**About this exercise:**
In the records below, find every line that contains "Cancellation" and list it.

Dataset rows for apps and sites
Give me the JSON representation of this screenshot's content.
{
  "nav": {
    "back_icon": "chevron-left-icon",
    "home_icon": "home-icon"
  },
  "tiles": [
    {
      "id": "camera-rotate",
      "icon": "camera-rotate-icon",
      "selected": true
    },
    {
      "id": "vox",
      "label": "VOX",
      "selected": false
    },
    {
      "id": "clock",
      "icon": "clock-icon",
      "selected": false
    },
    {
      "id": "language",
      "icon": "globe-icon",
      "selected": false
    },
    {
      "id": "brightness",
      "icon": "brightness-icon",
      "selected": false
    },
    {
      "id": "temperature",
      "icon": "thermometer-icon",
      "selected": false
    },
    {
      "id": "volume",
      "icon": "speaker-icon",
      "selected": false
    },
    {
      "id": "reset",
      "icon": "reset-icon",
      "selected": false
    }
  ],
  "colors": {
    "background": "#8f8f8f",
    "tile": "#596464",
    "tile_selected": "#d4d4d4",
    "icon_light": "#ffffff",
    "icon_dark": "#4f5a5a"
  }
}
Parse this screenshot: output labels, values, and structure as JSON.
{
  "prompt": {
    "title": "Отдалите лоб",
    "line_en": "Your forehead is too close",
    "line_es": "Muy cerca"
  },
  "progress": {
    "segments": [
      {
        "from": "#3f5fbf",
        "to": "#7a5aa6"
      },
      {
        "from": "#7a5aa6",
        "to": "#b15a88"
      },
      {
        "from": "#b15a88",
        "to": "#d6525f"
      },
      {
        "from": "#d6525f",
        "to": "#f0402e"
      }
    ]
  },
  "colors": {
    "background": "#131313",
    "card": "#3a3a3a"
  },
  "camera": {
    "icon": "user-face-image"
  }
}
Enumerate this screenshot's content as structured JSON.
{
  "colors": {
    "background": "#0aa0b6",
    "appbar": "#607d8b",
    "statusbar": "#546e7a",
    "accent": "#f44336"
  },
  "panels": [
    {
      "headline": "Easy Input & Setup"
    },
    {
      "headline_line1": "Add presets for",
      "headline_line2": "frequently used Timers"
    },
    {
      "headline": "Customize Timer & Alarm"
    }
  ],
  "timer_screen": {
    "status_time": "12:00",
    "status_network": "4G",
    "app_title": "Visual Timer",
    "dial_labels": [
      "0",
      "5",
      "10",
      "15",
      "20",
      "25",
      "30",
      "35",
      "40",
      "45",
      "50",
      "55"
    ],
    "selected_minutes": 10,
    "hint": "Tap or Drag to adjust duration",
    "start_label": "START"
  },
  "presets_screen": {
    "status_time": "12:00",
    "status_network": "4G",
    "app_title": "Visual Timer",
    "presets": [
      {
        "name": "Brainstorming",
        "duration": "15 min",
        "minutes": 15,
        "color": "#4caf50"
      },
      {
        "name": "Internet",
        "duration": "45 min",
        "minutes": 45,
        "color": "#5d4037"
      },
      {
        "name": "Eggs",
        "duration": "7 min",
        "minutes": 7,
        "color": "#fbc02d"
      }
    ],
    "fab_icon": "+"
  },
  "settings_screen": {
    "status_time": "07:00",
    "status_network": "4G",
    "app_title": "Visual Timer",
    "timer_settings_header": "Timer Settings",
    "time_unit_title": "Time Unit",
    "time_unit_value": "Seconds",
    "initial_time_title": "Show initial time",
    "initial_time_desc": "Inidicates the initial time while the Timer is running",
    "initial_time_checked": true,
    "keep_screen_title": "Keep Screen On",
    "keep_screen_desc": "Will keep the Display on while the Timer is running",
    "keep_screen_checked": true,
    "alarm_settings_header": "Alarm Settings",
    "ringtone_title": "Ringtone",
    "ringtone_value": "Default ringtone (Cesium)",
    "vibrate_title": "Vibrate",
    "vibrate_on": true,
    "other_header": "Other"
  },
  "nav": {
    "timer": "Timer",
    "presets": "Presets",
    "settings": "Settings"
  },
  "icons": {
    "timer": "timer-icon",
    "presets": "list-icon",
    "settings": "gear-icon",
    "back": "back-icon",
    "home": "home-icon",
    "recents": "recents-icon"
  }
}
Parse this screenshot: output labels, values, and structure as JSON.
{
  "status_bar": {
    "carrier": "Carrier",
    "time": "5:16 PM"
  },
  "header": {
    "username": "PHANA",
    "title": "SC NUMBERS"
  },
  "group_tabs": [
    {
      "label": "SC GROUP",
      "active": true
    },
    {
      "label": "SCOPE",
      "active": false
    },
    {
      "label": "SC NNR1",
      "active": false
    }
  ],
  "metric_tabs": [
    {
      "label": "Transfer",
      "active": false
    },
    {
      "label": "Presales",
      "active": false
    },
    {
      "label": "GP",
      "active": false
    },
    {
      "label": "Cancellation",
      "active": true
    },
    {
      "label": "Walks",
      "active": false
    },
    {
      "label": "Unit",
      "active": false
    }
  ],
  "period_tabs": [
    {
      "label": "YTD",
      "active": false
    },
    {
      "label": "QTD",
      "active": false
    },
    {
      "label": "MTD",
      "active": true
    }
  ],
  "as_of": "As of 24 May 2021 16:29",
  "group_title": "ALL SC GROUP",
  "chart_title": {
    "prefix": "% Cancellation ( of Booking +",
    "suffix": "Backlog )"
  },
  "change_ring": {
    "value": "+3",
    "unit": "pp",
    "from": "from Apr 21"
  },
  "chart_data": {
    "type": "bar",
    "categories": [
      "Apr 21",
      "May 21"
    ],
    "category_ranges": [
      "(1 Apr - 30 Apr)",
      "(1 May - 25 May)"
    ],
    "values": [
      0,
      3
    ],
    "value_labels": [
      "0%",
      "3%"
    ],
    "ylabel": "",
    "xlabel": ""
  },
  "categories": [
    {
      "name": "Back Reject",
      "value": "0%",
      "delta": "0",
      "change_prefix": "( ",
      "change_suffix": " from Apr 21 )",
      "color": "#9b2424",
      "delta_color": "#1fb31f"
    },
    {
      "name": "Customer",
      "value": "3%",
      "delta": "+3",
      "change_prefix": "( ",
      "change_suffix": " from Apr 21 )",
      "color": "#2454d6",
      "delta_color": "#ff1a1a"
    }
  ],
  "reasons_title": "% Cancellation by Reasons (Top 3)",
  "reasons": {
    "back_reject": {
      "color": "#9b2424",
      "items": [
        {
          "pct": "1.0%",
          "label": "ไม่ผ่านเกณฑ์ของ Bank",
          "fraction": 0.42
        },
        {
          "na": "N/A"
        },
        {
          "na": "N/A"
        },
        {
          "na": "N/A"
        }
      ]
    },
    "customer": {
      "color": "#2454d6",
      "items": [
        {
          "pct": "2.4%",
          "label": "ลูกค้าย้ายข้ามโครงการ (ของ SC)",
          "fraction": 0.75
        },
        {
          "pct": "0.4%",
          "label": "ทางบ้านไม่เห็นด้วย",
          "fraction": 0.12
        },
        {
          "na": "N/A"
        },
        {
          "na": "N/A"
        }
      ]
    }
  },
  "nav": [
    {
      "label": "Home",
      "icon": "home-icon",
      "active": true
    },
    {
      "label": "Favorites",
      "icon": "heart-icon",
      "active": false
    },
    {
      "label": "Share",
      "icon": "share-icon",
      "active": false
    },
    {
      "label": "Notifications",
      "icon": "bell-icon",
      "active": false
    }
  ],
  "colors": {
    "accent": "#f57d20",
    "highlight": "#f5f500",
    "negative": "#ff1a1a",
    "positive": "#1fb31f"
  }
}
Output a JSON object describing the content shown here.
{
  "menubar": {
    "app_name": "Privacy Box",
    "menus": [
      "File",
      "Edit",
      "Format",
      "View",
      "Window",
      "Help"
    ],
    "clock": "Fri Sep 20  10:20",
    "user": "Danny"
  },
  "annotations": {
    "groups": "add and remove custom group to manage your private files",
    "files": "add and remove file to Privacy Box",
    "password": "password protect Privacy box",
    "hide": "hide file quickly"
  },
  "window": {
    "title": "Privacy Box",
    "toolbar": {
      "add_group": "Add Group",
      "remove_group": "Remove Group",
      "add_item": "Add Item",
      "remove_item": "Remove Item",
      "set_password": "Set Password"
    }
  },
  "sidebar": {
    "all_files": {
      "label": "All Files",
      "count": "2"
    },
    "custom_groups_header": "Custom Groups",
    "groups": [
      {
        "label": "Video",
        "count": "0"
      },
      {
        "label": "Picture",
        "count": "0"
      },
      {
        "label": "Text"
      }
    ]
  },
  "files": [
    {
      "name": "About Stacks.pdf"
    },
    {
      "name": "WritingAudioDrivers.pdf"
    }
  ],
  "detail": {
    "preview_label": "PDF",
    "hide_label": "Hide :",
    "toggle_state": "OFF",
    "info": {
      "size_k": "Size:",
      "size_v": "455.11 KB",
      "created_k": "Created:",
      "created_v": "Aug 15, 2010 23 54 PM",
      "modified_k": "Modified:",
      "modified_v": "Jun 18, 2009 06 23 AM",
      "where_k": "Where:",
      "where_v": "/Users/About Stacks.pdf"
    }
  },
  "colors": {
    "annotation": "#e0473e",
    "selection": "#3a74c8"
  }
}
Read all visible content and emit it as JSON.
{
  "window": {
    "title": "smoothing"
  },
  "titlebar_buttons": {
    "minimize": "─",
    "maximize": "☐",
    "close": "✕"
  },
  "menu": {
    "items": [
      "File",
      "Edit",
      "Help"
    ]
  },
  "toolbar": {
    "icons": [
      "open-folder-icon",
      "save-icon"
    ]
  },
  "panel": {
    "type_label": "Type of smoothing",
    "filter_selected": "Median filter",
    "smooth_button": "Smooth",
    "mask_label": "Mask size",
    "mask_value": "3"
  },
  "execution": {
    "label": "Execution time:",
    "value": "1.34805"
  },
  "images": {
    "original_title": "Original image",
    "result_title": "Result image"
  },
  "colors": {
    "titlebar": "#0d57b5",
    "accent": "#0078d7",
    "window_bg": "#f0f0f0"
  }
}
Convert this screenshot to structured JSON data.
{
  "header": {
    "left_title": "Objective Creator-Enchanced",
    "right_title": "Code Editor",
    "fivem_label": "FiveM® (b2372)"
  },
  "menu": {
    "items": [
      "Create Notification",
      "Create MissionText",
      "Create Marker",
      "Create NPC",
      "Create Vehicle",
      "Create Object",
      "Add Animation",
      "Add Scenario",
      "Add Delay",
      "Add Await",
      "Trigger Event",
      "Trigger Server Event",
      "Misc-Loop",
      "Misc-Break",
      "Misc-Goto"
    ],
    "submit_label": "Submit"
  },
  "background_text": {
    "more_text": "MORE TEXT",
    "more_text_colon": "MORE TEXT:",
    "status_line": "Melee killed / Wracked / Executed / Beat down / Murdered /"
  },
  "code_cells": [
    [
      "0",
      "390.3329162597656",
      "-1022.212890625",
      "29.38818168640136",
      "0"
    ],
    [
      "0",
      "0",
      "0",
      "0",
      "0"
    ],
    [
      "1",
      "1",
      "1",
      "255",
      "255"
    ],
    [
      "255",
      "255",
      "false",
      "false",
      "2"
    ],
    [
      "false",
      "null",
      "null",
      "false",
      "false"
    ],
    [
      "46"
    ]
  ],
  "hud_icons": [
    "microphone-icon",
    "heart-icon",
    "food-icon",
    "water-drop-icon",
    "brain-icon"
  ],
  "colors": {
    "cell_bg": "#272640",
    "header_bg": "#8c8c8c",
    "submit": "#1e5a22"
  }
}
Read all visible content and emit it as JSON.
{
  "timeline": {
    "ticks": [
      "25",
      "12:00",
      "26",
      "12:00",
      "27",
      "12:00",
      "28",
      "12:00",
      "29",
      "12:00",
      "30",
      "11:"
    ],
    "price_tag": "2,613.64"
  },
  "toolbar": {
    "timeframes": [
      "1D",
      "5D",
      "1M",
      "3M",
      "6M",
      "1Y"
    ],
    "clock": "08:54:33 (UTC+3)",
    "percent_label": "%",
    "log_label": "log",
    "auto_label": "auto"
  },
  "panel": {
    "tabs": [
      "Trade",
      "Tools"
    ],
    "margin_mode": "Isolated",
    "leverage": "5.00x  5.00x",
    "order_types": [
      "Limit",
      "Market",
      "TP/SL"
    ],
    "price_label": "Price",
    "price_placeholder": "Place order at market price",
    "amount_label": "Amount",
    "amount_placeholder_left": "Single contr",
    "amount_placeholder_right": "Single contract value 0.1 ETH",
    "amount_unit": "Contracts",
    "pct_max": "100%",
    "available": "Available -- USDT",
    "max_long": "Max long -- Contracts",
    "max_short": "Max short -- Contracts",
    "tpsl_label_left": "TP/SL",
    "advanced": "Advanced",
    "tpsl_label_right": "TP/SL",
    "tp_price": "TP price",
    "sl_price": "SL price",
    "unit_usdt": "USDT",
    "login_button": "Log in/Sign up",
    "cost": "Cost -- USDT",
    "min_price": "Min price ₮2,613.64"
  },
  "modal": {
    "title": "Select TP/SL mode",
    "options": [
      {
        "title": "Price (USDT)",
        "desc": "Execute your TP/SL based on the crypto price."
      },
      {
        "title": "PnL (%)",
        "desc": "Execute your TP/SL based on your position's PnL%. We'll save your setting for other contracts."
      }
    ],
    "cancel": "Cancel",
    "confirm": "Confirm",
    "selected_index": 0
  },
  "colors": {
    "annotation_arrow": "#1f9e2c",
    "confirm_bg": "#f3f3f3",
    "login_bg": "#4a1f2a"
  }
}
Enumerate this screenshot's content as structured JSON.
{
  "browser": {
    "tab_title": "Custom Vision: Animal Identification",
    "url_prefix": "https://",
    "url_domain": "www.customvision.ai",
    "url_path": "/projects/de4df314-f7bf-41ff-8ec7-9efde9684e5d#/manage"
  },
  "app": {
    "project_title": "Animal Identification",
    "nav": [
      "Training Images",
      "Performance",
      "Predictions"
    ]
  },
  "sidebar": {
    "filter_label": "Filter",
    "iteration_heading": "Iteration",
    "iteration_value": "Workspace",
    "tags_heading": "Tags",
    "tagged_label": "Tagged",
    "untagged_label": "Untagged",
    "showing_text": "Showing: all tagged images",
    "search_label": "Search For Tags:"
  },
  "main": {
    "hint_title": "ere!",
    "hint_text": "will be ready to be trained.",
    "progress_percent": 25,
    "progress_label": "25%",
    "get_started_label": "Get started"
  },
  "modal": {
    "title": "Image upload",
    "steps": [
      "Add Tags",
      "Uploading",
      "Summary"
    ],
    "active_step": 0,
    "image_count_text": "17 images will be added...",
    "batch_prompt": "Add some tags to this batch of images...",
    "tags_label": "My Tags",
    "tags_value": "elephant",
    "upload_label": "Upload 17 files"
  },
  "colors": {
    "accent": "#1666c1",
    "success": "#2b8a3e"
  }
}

**Answer below:**
      "label": "Cancellation",
    "prefix": "% Cancellation ( of Booking +",
  "reasons_title": "% Cancellation by Reasons (Top 3)",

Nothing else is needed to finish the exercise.